→ Action item: Going through the data below, copy out each line where the word "JSON" shows up.

──────── Exercise material

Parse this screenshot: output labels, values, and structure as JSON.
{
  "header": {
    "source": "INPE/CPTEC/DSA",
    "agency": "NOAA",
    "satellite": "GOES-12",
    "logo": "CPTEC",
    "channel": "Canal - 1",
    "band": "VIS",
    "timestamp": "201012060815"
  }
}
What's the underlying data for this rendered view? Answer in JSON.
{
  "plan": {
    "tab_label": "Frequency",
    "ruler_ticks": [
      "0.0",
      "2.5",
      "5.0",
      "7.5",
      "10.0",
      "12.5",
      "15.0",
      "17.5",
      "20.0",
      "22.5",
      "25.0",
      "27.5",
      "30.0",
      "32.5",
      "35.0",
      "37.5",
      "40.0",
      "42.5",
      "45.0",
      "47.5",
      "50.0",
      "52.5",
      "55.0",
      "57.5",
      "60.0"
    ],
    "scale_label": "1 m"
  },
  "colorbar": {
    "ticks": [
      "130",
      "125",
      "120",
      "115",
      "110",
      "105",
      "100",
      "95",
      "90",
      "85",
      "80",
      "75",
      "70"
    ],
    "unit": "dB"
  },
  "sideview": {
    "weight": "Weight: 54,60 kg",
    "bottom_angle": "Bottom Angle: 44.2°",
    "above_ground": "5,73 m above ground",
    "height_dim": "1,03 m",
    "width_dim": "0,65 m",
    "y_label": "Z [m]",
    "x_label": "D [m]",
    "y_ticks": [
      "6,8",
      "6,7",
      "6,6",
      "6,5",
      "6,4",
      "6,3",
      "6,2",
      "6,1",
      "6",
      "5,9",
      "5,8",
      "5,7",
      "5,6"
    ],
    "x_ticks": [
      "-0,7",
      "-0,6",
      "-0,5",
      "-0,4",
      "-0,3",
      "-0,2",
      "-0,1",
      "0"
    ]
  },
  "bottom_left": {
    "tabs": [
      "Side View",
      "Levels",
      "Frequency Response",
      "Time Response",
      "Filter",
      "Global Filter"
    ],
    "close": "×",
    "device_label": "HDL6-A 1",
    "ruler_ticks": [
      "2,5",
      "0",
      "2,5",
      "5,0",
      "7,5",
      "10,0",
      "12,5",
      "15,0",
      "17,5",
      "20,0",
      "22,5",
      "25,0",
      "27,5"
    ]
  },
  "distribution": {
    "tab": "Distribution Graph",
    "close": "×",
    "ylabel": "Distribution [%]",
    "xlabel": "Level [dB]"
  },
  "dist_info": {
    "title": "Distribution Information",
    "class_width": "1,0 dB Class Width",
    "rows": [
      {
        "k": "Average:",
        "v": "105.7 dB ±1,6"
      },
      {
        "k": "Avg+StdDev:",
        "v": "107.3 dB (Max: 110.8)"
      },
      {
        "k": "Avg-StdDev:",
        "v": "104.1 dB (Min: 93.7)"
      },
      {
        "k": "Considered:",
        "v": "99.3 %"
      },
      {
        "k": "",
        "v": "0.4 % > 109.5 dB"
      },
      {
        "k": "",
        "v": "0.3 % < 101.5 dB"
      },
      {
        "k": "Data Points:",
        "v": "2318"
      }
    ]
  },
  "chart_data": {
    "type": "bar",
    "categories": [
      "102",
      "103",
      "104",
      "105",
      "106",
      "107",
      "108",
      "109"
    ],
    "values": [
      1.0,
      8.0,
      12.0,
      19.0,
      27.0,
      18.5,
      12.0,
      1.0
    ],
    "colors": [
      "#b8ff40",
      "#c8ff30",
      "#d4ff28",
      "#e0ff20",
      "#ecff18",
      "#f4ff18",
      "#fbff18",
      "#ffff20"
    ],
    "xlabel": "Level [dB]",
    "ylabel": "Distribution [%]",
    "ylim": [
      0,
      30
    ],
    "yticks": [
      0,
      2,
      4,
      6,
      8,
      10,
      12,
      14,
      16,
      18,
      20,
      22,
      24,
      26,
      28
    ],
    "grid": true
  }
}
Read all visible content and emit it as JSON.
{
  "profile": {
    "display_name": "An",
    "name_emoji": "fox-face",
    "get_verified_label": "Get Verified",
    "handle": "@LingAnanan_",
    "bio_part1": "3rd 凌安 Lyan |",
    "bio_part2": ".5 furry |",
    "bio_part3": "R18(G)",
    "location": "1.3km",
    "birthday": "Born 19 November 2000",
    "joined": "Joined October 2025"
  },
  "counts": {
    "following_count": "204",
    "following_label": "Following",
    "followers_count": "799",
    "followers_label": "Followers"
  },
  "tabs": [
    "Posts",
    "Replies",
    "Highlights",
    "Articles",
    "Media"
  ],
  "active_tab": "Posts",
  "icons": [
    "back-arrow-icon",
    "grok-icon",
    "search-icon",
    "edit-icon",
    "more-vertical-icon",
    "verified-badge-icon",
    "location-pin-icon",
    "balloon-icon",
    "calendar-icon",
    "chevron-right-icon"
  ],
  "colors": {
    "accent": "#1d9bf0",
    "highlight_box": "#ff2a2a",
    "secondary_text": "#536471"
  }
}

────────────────

→ Reply to the task:
Parse this screenshot: output labels, values, and structure as JSON.
What's the underlying data for this rendered view? Answer in JSON.
Read all visible content and emit it as JSON.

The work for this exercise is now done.